Problem statement
Write the records below out again. Match them exactly.

Extracted information
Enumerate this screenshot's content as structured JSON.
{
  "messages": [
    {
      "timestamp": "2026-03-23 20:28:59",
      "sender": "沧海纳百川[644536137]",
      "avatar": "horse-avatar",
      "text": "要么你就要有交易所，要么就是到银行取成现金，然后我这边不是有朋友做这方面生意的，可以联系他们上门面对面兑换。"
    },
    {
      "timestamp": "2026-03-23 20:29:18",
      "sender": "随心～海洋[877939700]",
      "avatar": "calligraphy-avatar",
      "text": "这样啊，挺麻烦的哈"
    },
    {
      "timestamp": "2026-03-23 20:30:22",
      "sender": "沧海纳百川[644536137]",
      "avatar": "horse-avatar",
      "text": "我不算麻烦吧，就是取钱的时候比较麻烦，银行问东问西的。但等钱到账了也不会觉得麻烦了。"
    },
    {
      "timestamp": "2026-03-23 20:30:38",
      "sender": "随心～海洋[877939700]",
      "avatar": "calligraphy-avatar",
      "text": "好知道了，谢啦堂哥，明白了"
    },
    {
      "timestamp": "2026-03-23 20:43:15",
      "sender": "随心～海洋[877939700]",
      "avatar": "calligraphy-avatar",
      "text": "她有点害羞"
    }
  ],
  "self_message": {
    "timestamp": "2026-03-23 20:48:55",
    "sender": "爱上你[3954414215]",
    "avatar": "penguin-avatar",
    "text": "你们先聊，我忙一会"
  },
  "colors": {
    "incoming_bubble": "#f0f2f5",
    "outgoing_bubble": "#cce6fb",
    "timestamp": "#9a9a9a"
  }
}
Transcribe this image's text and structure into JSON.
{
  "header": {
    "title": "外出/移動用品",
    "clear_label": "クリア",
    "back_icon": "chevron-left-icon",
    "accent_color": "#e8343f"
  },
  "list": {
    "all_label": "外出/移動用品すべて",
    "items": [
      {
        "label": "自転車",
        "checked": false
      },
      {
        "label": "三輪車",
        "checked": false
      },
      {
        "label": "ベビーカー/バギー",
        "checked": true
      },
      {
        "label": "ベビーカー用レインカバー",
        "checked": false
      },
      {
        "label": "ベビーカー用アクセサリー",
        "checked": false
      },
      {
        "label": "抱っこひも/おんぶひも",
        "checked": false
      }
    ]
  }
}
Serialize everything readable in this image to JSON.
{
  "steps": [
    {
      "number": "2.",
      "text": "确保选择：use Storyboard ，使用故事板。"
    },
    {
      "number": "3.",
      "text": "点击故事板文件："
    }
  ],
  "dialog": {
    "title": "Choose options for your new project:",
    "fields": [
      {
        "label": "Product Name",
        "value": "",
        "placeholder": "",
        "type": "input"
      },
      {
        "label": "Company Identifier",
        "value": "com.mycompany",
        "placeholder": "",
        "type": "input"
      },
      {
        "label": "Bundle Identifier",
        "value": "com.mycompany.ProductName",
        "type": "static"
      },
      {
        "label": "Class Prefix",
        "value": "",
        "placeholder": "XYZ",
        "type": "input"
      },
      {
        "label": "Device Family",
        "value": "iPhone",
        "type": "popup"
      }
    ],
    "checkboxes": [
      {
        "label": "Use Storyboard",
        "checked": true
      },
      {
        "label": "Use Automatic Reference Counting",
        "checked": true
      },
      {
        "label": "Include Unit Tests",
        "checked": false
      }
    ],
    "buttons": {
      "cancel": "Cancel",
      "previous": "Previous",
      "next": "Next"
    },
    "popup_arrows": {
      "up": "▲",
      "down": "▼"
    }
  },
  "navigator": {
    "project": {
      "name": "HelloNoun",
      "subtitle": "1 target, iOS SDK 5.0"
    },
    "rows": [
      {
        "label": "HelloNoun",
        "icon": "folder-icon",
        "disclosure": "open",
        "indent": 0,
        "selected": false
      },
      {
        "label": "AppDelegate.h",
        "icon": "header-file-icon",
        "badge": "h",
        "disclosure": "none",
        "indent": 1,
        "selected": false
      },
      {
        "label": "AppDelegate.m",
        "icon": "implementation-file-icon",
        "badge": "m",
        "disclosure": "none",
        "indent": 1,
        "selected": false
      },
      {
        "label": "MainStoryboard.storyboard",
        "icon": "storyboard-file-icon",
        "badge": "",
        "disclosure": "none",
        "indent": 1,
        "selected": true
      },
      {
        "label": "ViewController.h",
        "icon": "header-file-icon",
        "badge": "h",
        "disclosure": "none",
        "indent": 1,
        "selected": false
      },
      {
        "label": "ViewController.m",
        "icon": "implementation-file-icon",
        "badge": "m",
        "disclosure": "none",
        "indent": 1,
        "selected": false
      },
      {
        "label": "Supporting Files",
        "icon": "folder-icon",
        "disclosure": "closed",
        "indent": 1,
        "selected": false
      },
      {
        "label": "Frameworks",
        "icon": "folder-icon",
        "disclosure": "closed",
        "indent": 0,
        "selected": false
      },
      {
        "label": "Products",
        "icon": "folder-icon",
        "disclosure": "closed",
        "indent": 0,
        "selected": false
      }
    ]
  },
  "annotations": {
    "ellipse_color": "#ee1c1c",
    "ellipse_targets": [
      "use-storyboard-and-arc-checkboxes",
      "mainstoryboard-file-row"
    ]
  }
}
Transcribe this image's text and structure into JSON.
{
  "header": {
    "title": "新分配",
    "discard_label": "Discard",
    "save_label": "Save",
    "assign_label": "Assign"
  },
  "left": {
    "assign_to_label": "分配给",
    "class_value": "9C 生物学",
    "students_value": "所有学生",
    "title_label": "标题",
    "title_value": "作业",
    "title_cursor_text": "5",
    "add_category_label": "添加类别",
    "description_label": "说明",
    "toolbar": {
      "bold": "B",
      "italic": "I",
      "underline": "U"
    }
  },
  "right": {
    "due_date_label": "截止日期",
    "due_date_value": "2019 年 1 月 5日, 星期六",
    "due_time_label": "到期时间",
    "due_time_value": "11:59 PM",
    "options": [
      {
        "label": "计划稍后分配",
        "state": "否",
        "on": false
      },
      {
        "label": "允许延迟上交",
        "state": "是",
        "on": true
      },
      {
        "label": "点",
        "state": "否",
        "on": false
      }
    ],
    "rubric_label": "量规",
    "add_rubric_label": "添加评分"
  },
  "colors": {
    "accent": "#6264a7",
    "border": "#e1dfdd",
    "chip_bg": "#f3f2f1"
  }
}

Exercise result
Enumerate this screenshot's content as structured JSON.
{
  "messages": [
    {
      "timestamp": "2026-03-23 20:28:59",
      "sender": "沧海纳百川[644536137]",
      "avatar": "horse-avatar",
      "text": "要么你就要有交易所，要么就是到银行取成现金，然后我这边不是有朋友做这方面生意的，可以联系他们上门面对面兑换。"
    },
    {
      "timestamp": "2026-03-23 20:29:18",
      "sender": "随心～海洋[877939700]",
      "avatar": "calligraphy-avatar",
      "text": "这样啊，挺麻烦的哈"
    },
    {
      "timestamp": "2026-03-23 20:30:22",
      "sender": "沧海纳百川[644536137]",
      "avatar": "horse-avatar",
      "text": "我不算麻烦吧，就是取钱的时候比较麻烦，银行问东问西的。但等钱到账了也不会觉得麻烦了。"
    },
    {
      "timestamp": "2026-03-23 20:30:38",
      "sender": "随心～海洋[877939700]",
      "avatar": "calligraphy-avatar",
      "text": "好知道了，谢啦堂哥，明白了"
    },
    {
      "timestamp": "2026-03-23 20:43:15",
      "sender": "随心～海洋[877939700]",
      "avatar": "calligraphy-avatar",
      "text": "她有点害羞"
    }
  ],
  "self_message": {
    "timestamp": "2026-03-23 20:48:55",
    "sender": "爱上你[3954414215]",
    "avatar": "penguin-avatar",
    "text": "你们先聊，我忙一会"
  },
  "colors": {
    "incoming_bubble": "#f0f2f5",
    "outgoing_bubble": "#cce6fb",
    "timestamp": "#9a9a9a"
  }
}
Transcribe this image's text and structure into JSON.
{
  "header": {
    "title": "外出/移動用品",
    "clear_label": "クリア",
    "back_icon": "chevron-left-icon",
    "accent_color": "#e8343f"
  },
  "list": {
    "all_label": "外出/移動用品すべて",
    "items": [
      {
        "label": "自転車",
        "checked": false
      },
      {
        "label": "三輪車",
        "checked": false
      },
      {
        "label": "ベビーカー/バギー",
        "checked": true
      },
      {
        "label": "ベビーカー用レインカバー",
        "checked": false
      },
      {
        "label": "ベビーカー用アクセサリー",
        "checked": false
      },
      {
        "label": "抱っこひも/おんぶひも",
        "checked": false
      }
    ]
  }
}
Serialize everything readable in this image to JSON.
{
  "steps": [
    {
      "number": "2.",
      "text": "确保选择：use Storyboard ，使用故事板。"
    },
    {
      "number": "3.",
      "text": "点击故事板文件："
    }
  ],
  "dialog": {
    "title": "Choose options for your new project:",
    "fields": [
      {
        "label": "Product Name",
        "value": "",
        "placeholder": "",
        "type": "input"
      },
      {
        "label": "Company Identifier",
        "value": "com.mycompany",
        "placeholder": "",
        "type": "input"
      },
      {
        "label": "Bundle Identifier",
        "value": "com.mycompany.ProductName",
        "type": "static"
      },
      {
        "label": "Class Prefix",
        "value": "",
        "placeholder": "XYZ",
        "type": "input"
      },
      {
        "label": "Device Family",
        "value": "iPhone",
        "type": "popup"
      }
    ],
    "checkboxes": [
      {
        "label": "Use Storyboard",
        "checked": true
      },
      {
        "label": "Use Automatic Reference Counting",
        "checked": true
      },
      {
        "label": "Include Unit Tests",
        "checked": false
      }
    ],
    "buttons": {
      "cancel": "Cancel",
      "previous": "Previous",
      "next": "Next"
    },
    "popup_arrows": {
      "up": "▲",
      "down": "▼"
    }
  },
  "navigator": {
    "project": {
      "name": "HelloNoun",
      "subtitle": "1 target, iOS SDK 5.0"
    },
    "rows": [
      {
        "label": "HelloNoun",
        "icon": "folder-icon",
        "disclosure": "open",
        "indent": 0,
        "selected": false
      },
      {
        "label": "AppDelegate.h",
        "icon": "header-file-icon",
        "badge": "h",
        "disclosure": "none",
        "indent": 1,
        "selected": false
      },
      {
        "label": "AppDelegate.m",
        "icon": "implementation-file-icon",
        "badge": "m",
        "disclosure": "none",
        "indent": 1,
        "selected": false
      },
      {
        "label": "MainStoryboard.storyboard",
        "icon": "storyboard-file-icon",
        "badge": "",
        "disclosure": "none",
        "indent": 1,
        "selected": true
      },
      {
        "label": "ViewController.h",
        "icon": "header-file-icon",
        "badge": "h",
        "disclosure": "none",
        "indent": 1,
        "selected": false
      },
      {
        "label": "ViewController.m",
        "icon": "implementation-file-icon",
        "badge": "m",
        "disclosure": "none",
        "indent": 1,
        "selected": false
      },
      {
        "label": "Supporting Files",
        "icon": "folder-icon",
        "disclosure": "closed",
        "indent": 1,
        "selected": false
      },
      {
        "label": "Frameworks",
        "icon": "folder-icon",
        "disclosure": "closed",
        "indent": 0,
        "selected": false
      },
      {
        "label": "Products",
        "icon": "folder-icon",
        "disclosure": "closed",
        "indent": 0,
        "selected": false
      }
    ]
  },
  "annotations": {
    "ellipse_color": "#ee1c1c",
    "ellipse_targets": [
      "use-storyboard-and-arc-checkboxes",
      "mainstoryboard-file-row"
    ]
  }
}
Transcribe this image's text and structure into JSON.
{
  "header": {
    "title": "新分配",
    "discard_label": "Discard",
    "save_label": "Save",
    "assign_label": "Assign"
  },
  "left": {
    "assign_to_label": "分配给",
    "class_value": "9C 生物学",
    "students_value": "所有学生",
    "title_label": "标题",
    "title_value": "作业",
    "title_cursor_text": "5",
    "add_category_label": "添加类别",
    "description_label": "说明",
    "toolbar": {
      "bold": "B",
      "italic": "I",
      "underline": "U"
    }
  },
  "right": {
    "due_date_label": "截止日期",
    "due_date_value": "2019 年 1 月 5日, 星期六",
    "due_time_label": "到期时间",
    "due_time_value": "11:59 PM",
    "options": [
      {
        "label": "计划稍后分配",
        "state": "否",
        "on": false
      },
      {
        "label": "允许延迟上交",
        "state": "是",
        "on": true
      },
      {
        "label": "点",
        "state": "否",
        "on": false
      }
    ],
    "rubric_label": "量规",
    "add_rubric_label": "添加评分"
  },
  "colors": {
    "accent": "#6264a7",
    "border": "#e1dfdd",
    "chip_bg": "#f3f2f1"
  }
}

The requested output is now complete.